Top of Record extracts

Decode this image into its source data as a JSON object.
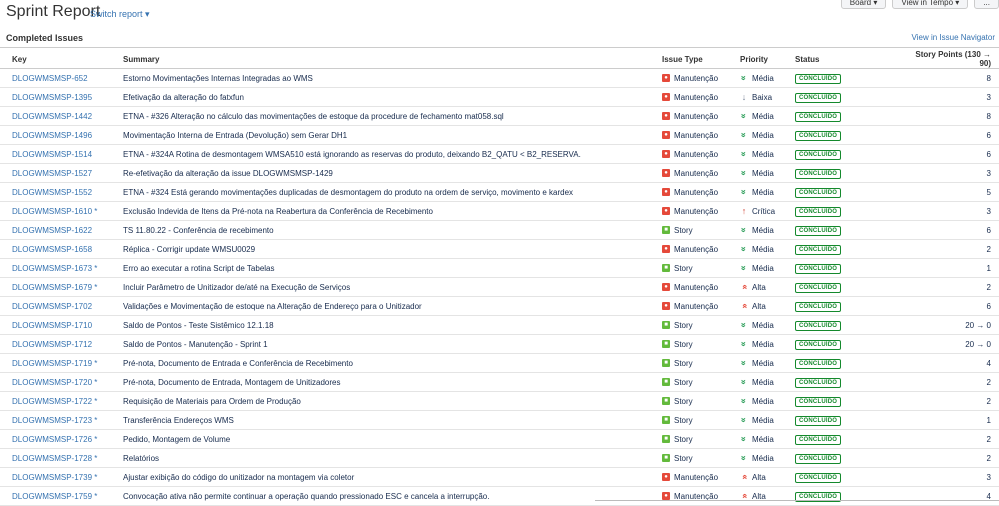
{
  "header": {
    "title": "Sprint Report",
    "switch_report": "Switch report ▾",
    "board_button": "Board ▾",
    "tempo_button": "View in Tempo ▾",
    "more_button": "..."
  },
  "section": {
    "title": "Completed Issues",
    "navigator_link": "View in Issue Navigator"
  },
  "columns": {
    "key": "Key",
    "summary": "Summary",
    "issue_type": "Issue Type",
    "priority": "Priority",
    "status": "Status",
    "story_points": "Story Points (130 → 90)"
  },
  "colors": {
    "link": "#3572b0",
    "manutencao_icon": "#e5493a",
    "story_icon": "#63ba3c",
    "status_green": "#14892c",
    "priority_media": "#2a9d58",
    "priority_baixa": "#7a869a",
    "priority_alta": "#e5493a",
    "priority_critica": "#d04437"
  },
  "icons": {
    "manutencao": "bug-icon",
    "story": "story-icon",
    "media": "double-chevron-down-icon",
    "baixa": "arrow-down-icon",
    "alta": "double-chevron-up-icon",
    "critica": "arrow-up-icon"
  },
  "rows": [
    {
      "key": "DLOGWMSMSP-652",
      "summary": "Estorno Movimentações Internas Integradas ao WMS",
      "type": "Manutenção",
      "priority": "Média",
      "status": "CONCLUÍDO",
      "points": "8"
    },
    {
      "key": "DLOGWMSMSP-1395",
      "summary": "Efetivação da alteração do fatxfun",
      "type": "Manutenção",
      "priority": "Baixa",
      "status": "CONCLUÍDO",
      "points": "3"
    },
    {
      "key": "DLOGWMSMSP-1442",
      "summary": "ETNA - #326 Alteração no cálculo das movimentações de estoque da procedure de fechamento mat058.sql",
      "type": "Manutenção",
      "priority": "Média",
      "status": "CONCLUÍDO",
      "points": "8"
    },
    {
      "key": "DLOGWMSMSP-1496",
      "summary": "Movimentação Interna de Entrada (Devolução) sem Gerar DH1",
      "type": "Manutenção",
      "priority": "Média",
      "status": "CONCLUÍDO",
      "points": "6"
    },
    {
      "key": "DLOGWMSMSP-1514",
      "summary": "ETNA - #324A Rotina de desmontagem WMSA510 está ignorando as reservas do produto, deixando B2_QATU < B2_RESERVA.",
      "type": "Manutenção",
      "priority": "Média",
      "status": "CONCLUÍDO",
      "points": "6"
    },
    {
      "key": "DLOGWMSMSP-1527",
      "summary": "Re-efetivação da alteração da issue DLOGWMSMSP-1429",
      "type": "Manutenção",
      "priority": "Média",
      "status": "CONCLUÍDO",
      "points": "3"
    },
    {
      "key": "DLOGWMSMSP-1552",
      "summary": "ETNA - #324 Está gerando movimentações duplicadas de desmontagem do produto na ordem de serviço, movimento e kardex",
      "type": "Manutenção",
      "priority": "Média",
      "status": "CONCLUÍDO",
      "points": "5"
    },
    {
      "key": "DLOGWMSMSP-1610 *",
      "summary": "Exclusão Indevida de Itens da Pré-nota na Reabertura da Conferência de Recebimento",
      "type": "Manutenção",
      "priority": "Crítica",
      "status": "CONCLUÍDO",
      "points": "3"
    },
    {
      "key": "DLOGWMSMSP-1622",
      "summary": "TS 11.80.22 - Conferência de recebimento",
      "type": "Story",
      "priority": "Média",
      "status": "CONCLUÍDO",
      "points": "6"
    },
    {
      "key": "DLOGWMSMSP-1658",
      "summary": "Réplica - Corrigir update WMSU0029",
      "type": "Manutenção",
      "priority": "Média",
      "status": "CONCLUÍDO",
      "points": "2"
    },
    {
      "key": "DLOGWMSMSP-1673 *",
      "summary": "Erro ao executar a rotina Script de Tabelas",
      "type": "Story",
      "priority": "Média",
      "status": "CONCLUÍDO",
      "points": "1"
    },
    {
      "key": "DLOGWMSMSP-1679 *",
      "summary": "Incluir Parâmetro de Unitizador de/até na Execução de Serviços",
      "type": "Manutenção",
      "priority": "Alta",
      "status": "CONCLUÍDO",
      "points": "2"
    },
    {
      "key": "DLOGWMSMSP-1702",
      "summary": "Validações e Movimentação de estoque na Alteração de Endereço para o Unitizador",
      "type": "Manutenção",
      "priority": "Alta",
      "status": "CONCLUÍDO",
      "points": "6"
    },
    {
      "key": "DLOGWMSMSP-1710",
      "summary": "Saldo de Pontos - Teste Sistêmico 12.1.18",
      "type": "Story",
      "priority": "Média",
      "status": "CONCLUÍDO",
      "points": "20 → 0"
    },
    {
      "key": "DLOGWMSMSP-1712",
      "summary": "Saldo de Pontos - Manutenção - Sprint 1",
      "type": "Story",
      "priority": "Média",
      "status": "CONCLUÍDO",
      "points": "20 → 0"
    },
    {
      "key": "DLOGWMSMSP-1719 *",
      "summary": "Pré-nota, Documento de Entrada e Conferência de Recebimento",
      "type": "Story",
      "priority": "Média",
      "status": "CONCLUÍDO",
      "points": "4"
    },
    {
      "key": "DLOGWMSMSP-1720 *",
      "summary": "Pré-nota, Documento de Entrada, Montagem de Unitizadores",
      "type": "Story",
      "priority": "Média",
      "status": "CONCLUÍDO",
      "points": "2"
    },
    {
      "key": "DLOGWMSMSP-1722 *",
      "summary": "Requisição de Materiais para Ordem de Produção",
      "type": "Story",
      "priority": "Média",
      "status": "CONCLUÍDO",
      "points": "2"
    },
    {
      "key": "DLOGWMSMSP-1723 *",
      "summary": "Transferência Endereços WMS",
      "type": "Story",
      "priority": "Média",
      "status": "CONCLUÍDO",
      "points": "1"
    },
    {
      "key": "DLOGWMSMSP-1726 *",
      "summary": "Pedido, Montagem de Volume",
      "type": "Story",
      "priority": "Média",
      "status": "CONCLUÍDO",
      "points": "2"
    },
    {
      "key": "DLOGWMSMSP-1728 *",
      "summary": "Relatórios",
      "type": "Story",
      "priority": "Média",
      "status": "CONCLUÍDO",
      "points": "2"
    },
    {
      "key": "DLOGWMSMSP-1739 *",
      "summary": "Ajustar exibição do código do unitizador na montagem via coletor",
      "type": "Manutenção",
      "priority": "Alta",
      "status": "CONCLUÍDO",
      "points": "3"
    },
    {
      "key": "DLOGWMSMSP-1759 *",
      "summary": "Convocação ativa não permite continuar a operação quando pressionado ESC e cancela a interrupção.",
      "type": "Manutenção",
      "priority": "Alta",
      "status": "CONCLUÍDO",
      "points": "4"
    }
  ]
}
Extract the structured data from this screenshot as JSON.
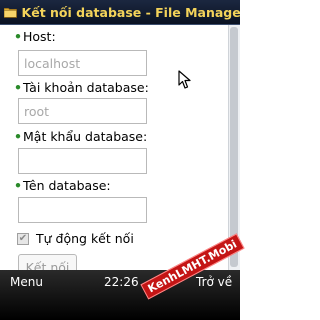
{
  "window": {
    "title": "Kết nối database - File Manager ..."
  },
  "form": {
    "host": {
      "label": "Host:",
      "value": "localhost"
    },
    "account": {
      "label": "Tài khoản database:",
      "value": "root"
    },
    "password": {
      "label": "Mật khẩu database:",
      "value": ""
    },
    "dbname": {
      "label": "Tên database:",
      "value": ""
    },
    "auto_connect": {
      "label": "Tự động kết nối",
      "checked": true,
      "check_glyph": "✔"
    },
    "connect_button": {
      "label": "Kết nối"
    }
  },
  "softkeys": {
    "left": "Menu",
    "time": "22:26",
    "right": "Trở về"
  },
  "watermark": {
    "text": "KenhLMHT.Mobi"
  },
  "icons": {
    "title_icon": "folder-icon",
    "cursor": "mouse-pointer-icon"
  },
  "colors": {
    "title_text": "#f3d35a",
    "required_dot": "#2a8a2a",
    "watermark_bg": "#c41515"
  }
}
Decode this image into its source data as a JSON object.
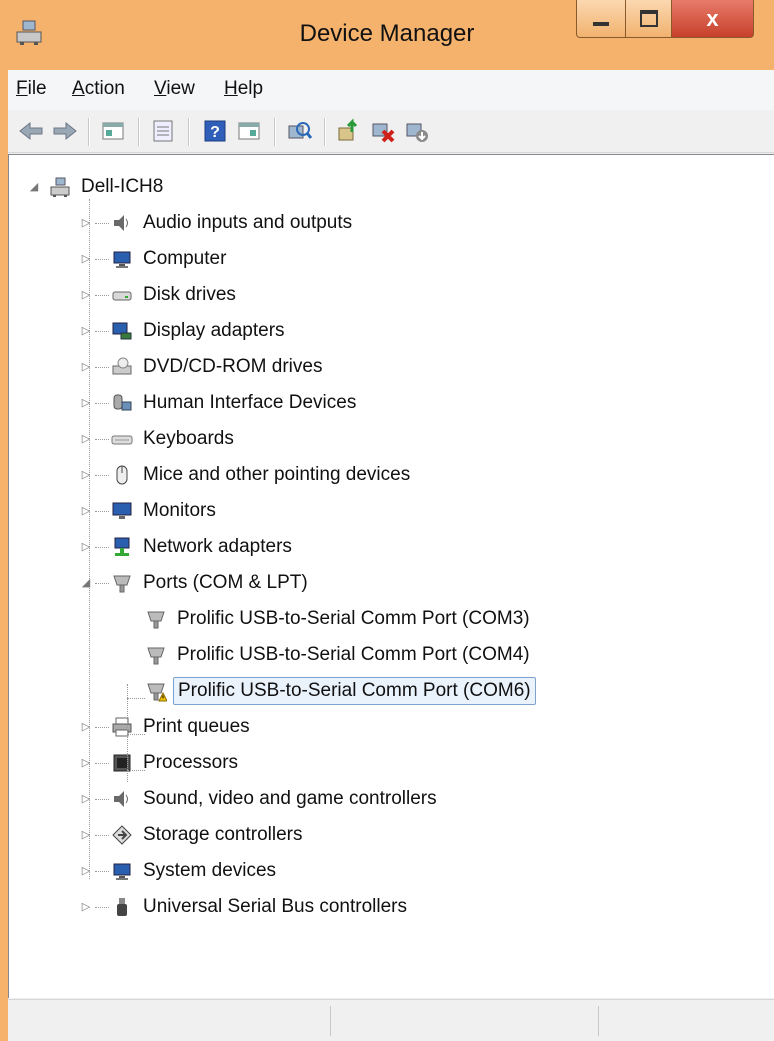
{
  "window": {
    "title": "Device Manager",
    "close_label": "x"
  },
  "menu": [
    {
      "label": "File",
      "accel": "F",
      "rest": "ile"
    },
    {
      "label": "Action",
      "accel": "A",
      "rest": "ction"
    },
    {
      "label": "View",
      "accel": "V",
      "rest": "iew"
    },
    {
      "label": "Help",
      "accel": "H",
      "rest": "elp"
    }
  ],
  "toolbar": [
    {
      "icon": "back-arrow-icon"
    },
    {
      "icon": "forward-arrow-icon"
    },
    {
      "icon": "show-hide-console-tree-icon"
    },
    {
      "icon": "properties-icon"
    },
    {
      "icon": "help-icon"
    },
    {
      "icon": "show-action-pane-icon"
    },
    {
      "icon": "scan-hardware-icon"
    },
    {
      "icon": "update-driver-icon"
    },
    {
      "icon": "uninstall-device-icon"
    },
    {
      "icon": "disable-device-icon"
    }
  ],
  "tree": {
    "root": "Dell-ICH8",
    "categories": [
      {
        "label": "Audio inputs and outputs",
        "icon": "speaker-icon",
        "expanded": false
      },
      {
        "label": "Computer",
        "icon": "computer-icon",
        "expanded": false
      },
      {
        "label": "Disk drives",
        "icon": "disk-drive-icon",
        "expanded": false
      },
      {
        "label": "Display adapters",
        "icon": "display-adapter-icon",
        "expanded": false
      },
      {
        "label": "DVD/CD-ROM drives",
        "icon": "dvd-drive-icon",
        "expanded": false
      },
      {
        "label": "Human Interface Devices",
        "icon": "hid-icon",
        "expanded": false
      },
      {
        "label": "Keyboards",
        "icon": "keyboard-icon",
        "expanded": false
      },
      {
        "label": "Mice and other pointing devices",
        "icon": "mouse-icon",
        "expanded": false
      },
      {
        "label": "Monitors",
        "icon": "monitor-icon",
        "expanded": false
      },
      {
        "label": "Network adapters",
        "icon": "network-adapter-icon",
        "expanded": false
      },
      {
        "label": "Ports (COM & LPT)",
        "icon": "port-icon",
        "expanded": true,
        "children": [
          {
            "label": "Prolific USB-to-Serial Comm Port (COM3)",
            "icon": "port-icon",
            "warning": false
          },
          {
            "label": "Prolific USB-to-Serial Comm Port (COM4)",
            "icon": "port-icon",
            "warning": false
          },
          {
            "label": "Prolific USB-to-Serial Comm Port (COM6)",
            "icon": "port-warning-icon",
            "warning": true,
            "selected": true
          }
        ]
      },
      {
        "label": "Print queues",
        "icon": "printer-icon",
        "expanded": false
      },
      {
        "label": "Processors",
        "icon": "processor-icon",
        "expanded": false
      },
      {
        "label": "Sound, video and game controllers",
        "icon": "speaker-icon",
        "expanded": false
      },
      {
        "label": "Storage controllers",
        "icon": "storage-controller-icon",
        "expanded": false
      },
      {
        "label": "System devices",
        "icon": "computer-icon",
        "expanded": false
      },
      {
        "label": "Universal Serial Bus controllers",
        "icon": "usb-icon",
        "expanded": false
      }
    ]
  },
  "colors": {
    "frame": "#f4b26d",
    "selection_border": "#7da2ce",
    "selection_fill": "#eaf2fc"
  }
}
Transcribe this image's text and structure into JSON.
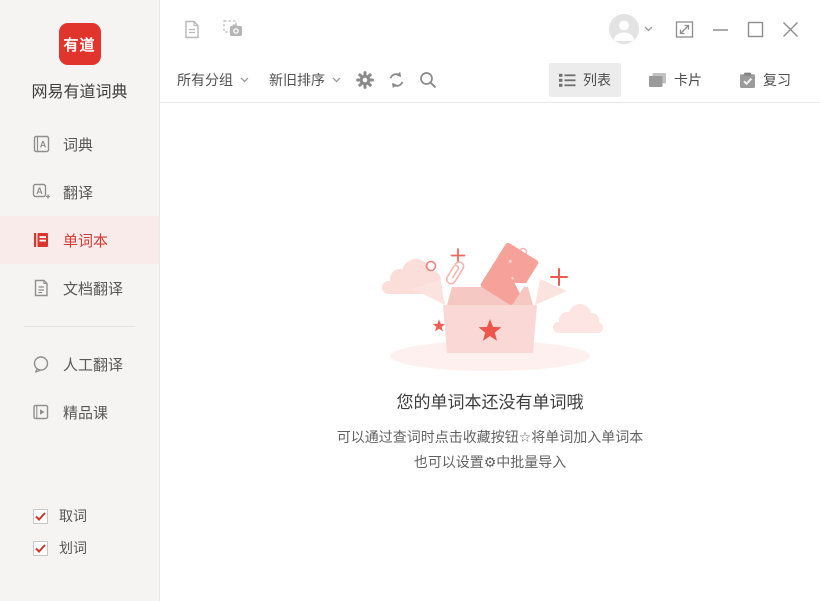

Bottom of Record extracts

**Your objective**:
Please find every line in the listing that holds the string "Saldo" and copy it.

**Exercise solution**:
      "summary": "Saldo de Pontos - Teste Sistêmico 12.1.18",
      "summary": "Saldo de Pontos - Manutenção - Sprint 1",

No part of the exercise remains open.